§ **DESCRIPTION OF THE TASK**: Each line that contains "Clothing" needs to be copied from the listing.

>>>

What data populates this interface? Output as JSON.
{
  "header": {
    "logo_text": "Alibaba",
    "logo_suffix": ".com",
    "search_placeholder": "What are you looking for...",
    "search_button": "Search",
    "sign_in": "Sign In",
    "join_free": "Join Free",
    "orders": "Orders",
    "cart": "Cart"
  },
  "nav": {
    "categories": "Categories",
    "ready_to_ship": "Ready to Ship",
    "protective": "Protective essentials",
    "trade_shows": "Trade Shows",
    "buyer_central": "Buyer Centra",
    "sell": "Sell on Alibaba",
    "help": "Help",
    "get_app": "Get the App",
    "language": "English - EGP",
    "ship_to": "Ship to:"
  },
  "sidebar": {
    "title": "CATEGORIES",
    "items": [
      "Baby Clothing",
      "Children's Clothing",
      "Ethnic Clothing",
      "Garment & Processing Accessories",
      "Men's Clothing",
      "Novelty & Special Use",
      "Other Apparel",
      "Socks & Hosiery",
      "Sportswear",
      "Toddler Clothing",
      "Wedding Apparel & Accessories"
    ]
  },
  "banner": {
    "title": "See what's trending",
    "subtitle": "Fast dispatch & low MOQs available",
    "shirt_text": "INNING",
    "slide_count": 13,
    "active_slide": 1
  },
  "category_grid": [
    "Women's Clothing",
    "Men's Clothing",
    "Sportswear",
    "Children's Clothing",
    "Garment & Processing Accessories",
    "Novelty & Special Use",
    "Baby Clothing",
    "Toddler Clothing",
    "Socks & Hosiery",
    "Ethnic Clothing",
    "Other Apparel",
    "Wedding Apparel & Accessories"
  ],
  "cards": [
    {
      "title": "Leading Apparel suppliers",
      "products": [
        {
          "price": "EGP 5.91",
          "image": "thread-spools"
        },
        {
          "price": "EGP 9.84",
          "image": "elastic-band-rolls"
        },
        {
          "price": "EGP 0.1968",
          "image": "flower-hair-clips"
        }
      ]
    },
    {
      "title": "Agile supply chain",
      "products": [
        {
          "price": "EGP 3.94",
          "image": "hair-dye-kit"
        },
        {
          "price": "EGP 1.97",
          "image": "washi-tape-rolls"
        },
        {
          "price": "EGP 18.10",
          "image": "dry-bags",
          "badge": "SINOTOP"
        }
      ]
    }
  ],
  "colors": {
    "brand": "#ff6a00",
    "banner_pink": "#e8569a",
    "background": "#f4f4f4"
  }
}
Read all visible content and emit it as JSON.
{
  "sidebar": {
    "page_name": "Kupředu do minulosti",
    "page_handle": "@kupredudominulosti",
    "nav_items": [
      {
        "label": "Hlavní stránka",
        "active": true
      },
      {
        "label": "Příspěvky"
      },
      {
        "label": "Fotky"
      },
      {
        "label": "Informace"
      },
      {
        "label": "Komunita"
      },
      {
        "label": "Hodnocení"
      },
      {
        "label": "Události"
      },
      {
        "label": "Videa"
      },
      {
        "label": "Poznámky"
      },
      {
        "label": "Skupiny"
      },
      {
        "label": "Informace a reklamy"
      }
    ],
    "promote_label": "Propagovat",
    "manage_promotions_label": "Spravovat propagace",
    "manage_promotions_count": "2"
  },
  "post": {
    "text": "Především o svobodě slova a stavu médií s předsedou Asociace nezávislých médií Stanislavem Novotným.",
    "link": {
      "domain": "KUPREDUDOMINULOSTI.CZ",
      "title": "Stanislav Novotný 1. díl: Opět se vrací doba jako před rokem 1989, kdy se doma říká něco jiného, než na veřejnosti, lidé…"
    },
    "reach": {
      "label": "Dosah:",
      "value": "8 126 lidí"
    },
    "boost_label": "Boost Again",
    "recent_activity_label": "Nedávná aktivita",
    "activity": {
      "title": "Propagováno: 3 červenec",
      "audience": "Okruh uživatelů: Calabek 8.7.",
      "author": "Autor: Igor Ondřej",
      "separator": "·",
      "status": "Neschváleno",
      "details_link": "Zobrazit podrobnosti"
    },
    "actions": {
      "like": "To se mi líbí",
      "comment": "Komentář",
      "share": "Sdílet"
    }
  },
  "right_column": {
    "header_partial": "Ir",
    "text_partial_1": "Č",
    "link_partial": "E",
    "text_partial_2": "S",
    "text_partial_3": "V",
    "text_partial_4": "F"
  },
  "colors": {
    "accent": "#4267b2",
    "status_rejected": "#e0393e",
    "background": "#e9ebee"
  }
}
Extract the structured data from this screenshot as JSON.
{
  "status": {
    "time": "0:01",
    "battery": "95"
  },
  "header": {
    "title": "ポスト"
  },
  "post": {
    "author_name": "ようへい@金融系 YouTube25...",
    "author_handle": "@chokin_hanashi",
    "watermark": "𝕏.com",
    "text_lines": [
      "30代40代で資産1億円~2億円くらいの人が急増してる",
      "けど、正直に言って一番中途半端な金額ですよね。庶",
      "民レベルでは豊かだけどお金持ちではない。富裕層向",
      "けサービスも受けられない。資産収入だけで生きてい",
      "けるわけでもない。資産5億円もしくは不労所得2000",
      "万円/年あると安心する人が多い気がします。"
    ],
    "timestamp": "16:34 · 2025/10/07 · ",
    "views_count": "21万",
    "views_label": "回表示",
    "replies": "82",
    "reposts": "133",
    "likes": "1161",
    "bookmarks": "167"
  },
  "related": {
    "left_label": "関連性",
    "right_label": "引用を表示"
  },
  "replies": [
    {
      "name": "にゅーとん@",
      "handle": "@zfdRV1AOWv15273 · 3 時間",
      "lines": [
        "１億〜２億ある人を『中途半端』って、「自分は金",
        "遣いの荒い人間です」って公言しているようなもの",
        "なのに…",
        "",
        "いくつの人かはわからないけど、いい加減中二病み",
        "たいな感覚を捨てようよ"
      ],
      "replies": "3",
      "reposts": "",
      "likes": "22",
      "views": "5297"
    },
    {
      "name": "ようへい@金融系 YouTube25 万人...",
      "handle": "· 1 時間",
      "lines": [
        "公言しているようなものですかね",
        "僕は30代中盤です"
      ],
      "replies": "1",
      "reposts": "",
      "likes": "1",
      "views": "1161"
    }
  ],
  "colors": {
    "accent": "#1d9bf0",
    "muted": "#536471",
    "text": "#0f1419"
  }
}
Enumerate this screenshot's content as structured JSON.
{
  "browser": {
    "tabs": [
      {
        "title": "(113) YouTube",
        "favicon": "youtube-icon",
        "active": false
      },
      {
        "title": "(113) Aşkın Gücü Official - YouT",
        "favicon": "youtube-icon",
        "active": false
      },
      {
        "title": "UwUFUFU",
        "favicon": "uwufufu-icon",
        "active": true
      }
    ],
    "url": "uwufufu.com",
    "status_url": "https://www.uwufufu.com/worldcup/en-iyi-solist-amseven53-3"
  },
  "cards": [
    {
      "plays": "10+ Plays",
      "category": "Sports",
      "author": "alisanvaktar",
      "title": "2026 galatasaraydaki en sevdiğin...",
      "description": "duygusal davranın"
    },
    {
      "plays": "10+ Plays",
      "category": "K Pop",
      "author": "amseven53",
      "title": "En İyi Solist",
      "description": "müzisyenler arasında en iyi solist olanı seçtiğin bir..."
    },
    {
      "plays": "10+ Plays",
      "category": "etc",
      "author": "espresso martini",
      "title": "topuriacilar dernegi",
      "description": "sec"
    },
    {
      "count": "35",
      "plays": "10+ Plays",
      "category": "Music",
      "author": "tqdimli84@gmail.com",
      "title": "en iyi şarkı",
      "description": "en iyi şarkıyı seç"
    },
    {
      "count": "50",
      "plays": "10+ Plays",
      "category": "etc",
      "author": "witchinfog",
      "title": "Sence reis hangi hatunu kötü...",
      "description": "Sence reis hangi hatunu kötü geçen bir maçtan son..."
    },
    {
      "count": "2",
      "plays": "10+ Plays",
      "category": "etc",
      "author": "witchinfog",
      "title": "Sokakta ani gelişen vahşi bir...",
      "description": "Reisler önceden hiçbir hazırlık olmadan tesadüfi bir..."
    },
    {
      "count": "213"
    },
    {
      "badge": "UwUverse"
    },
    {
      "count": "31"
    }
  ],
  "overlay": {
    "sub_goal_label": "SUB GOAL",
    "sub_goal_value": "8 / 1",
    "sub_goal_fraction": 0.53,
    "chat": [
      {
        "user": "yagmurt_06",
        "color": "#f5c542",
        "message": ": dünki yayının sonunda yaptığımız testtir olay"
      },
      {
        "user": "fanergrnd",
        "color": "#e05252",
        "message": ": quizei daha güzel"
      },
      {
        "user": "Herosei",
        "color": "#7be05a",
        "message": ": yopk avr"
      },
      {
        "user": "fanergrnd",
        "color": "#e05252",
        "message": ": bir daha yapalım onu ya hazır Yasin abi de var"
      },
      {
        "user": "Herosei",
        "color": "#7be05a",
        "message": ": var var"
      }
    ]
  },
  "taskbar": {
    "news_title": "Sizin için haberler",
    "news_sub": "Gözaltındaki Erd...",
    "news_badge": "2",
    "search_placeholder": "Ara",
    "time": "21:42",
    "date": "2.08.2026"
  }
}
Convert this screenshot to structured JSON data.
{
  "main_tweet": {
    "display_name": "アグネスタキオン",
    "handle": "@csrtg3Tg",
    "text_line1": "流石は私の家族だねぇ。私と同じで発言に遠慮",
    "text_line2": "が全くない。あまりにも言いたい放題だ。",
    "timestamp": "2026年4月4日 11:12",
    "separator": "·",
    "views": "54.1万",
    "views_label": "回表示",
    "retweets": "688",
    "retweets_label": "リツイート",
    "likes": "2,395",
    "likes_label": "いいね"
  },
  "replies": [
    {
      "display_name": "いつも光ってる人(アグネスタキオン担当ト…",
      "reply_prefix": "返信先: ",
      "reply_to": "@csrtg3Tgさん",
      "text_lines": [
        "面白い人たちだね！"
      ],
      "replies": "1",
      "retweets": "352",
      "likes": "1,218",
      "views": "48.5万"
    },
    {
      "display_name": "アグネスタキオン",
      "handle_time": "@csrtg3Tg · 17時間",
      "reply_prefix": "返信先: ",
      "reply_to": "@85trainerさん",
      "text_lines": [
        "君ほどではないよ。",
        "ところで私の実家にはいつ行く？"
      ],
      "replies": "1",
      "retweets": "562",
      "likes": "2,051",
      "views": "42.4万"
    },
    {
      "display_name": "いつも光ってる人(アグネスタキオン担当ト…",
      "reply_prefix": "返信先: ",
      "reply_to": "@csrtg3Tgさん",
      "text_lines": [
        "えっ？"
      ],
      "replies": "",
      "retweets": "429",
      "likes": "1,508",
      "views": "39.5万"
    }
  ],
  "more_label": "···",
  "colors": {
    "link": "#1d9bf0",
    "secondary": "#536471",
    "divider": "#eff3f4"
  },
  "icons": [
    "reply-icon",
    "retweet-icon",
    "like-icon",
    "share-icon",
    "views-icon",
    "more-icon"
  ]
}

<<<

§ **ANSWER TO THIS PROBLEM**:
      "Baby Clothing",
      "Children's Clothing",
      "Ethnic Clothing",
      "Men's Clothing",
      "Toddler Clothing",
    "Women's Clothing",
    "Men's Clothing",
    "Children's Clothing",
    "Baby Clothing",
    "Toddler Clothing",
    "Ethnic Clothing",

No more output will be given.